A column I came across in the Wall Street Journal the other day got right to the point when it comes to estate planning.
Start out by making a will.
The column quotes a financial advisor from Illinois who says he has clients in their 40s and 50s who have never done a will.
But it says there is now a “growing urgency” among Baby Boomers to get their estate plans in order. And this is especially important for those who have children with disabilities.
The will, the column says, is the foundation of any estate plan. It says who gets what and appoints guardians for children or adult children with disabilities.
Without a will, the state will decide these things for you.
Estate plans may also include trusts in the will to take care of children and name trustees to oversee those trusts. Without a trust, the children would get their inheritance right away once they are of age.
A special needs trust is a must if you have a child with a disability who is unlikely to be able to support himself or herself, the column points out. If your assets were to go right to the child, he or she might be disqualified from government benefits. The trust gets around that.
One reason many parents delay setting up trusts is that they don’t know whom to name as the trustee. The column’s advice for these people: name someone and you can revisit it later if you want.
If the child is one with disabilities, you may want to consider naming more than one person to handle different duties for the child.
There are many things to think about.
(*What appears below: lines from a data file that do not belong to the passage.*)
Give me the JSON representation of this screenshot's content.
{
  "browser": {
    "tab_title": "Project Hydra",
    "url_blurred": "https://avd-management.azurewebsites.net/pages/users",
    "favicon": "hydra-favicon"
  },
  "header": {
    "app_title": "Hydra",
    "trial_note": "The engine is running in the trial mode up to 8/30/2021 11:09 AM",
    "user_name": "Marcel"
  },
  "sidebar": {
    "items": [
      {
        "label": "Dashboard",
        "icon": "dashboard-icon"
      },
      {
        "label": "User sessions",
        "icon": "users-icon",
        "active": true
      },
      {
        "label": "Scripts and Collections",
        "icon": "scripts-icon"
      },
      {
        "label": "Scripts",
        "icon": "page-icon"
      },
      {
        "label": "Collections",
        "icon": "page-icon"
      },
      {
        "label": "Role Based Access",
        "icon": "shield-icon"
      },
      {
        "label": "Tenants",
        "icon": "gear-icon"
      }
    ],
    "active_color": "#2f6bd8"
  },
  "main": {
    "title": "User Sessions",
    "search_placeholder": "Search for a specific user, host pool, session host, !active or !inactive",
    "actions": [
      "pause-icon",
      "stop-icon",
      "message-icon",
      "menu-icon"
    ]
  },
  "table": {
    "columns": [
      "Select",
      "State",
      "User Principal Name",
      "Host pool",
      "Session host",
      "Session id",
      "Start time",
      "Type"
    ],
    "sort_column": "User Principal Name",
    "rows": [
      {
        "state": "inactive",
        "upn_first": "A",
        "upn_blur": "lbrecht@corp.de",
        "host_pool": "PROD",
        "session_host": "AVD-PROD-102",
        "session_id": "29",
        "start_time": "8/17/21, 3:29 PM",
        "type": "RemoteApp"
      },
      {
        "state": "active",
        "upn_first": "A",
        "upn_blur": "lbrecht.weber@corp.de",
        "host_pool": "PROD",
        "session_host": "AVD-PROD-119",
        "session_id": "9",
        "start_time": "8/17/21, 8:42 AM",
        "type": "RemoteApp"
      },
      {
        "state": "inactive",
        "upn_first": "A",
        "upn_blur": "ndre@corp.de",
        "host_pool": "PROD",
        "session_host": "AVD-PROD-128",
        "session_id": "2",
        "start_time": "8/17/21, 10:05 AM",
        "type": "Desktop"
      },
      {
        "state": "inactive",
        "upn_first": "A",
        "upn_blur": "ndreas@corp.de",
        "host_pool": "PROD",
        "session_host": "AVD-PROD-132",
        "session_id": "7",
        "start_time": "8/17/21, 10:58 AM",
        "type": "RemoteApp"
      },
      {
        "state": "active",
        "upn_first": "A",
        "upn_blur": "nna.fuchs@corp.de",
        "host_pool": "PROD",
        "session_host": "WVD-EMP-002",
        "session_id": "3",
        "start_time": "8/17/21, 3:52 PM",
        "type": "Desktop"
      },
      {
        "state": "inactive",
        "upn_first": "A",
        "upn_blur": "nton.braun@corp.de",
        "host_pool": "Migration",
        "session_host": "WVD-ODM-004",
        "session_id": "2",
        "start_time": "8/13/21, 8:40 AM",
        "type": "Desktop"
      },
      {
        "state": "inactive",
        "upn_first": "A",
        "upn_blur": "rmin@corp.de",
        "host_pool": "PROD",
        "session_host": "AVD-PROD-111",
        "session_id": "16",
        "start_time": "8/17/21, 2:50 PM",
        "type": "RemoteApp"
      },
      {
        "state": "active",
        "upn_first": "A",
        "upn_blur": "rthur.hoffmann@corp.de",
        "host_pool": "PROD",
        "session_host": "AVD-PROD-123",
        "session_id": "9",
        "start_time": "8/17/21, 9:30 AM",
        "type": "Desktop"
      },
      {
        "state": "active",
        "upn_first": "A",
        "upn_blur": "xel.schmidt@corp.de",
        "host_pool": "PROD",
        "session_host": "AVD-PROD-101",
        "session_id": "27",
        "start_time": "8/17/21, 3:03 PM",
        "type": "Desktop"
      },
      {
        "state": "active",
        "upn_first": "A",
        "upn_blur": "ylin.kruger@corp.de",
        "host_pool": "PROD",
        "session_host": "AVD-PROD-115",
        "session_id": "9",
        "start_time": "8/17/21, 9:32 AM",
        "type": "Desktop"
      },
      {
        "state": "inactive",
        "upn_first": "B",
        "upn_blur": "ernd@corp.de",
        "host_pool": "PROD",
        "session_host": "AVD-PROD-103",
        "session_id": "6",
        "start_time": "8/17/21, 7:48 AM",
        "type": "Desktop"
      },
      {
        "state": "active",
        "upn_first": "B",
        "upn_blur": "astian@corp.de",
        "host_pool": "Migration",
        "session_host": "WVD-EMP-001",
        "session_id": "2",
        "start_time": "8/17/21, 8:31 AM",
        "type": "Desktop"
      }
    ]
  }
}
The message of the column — and of this blog post — is that you need to get on this if you haven’t already.
You never know what is going to happen in life. Better to be prepared.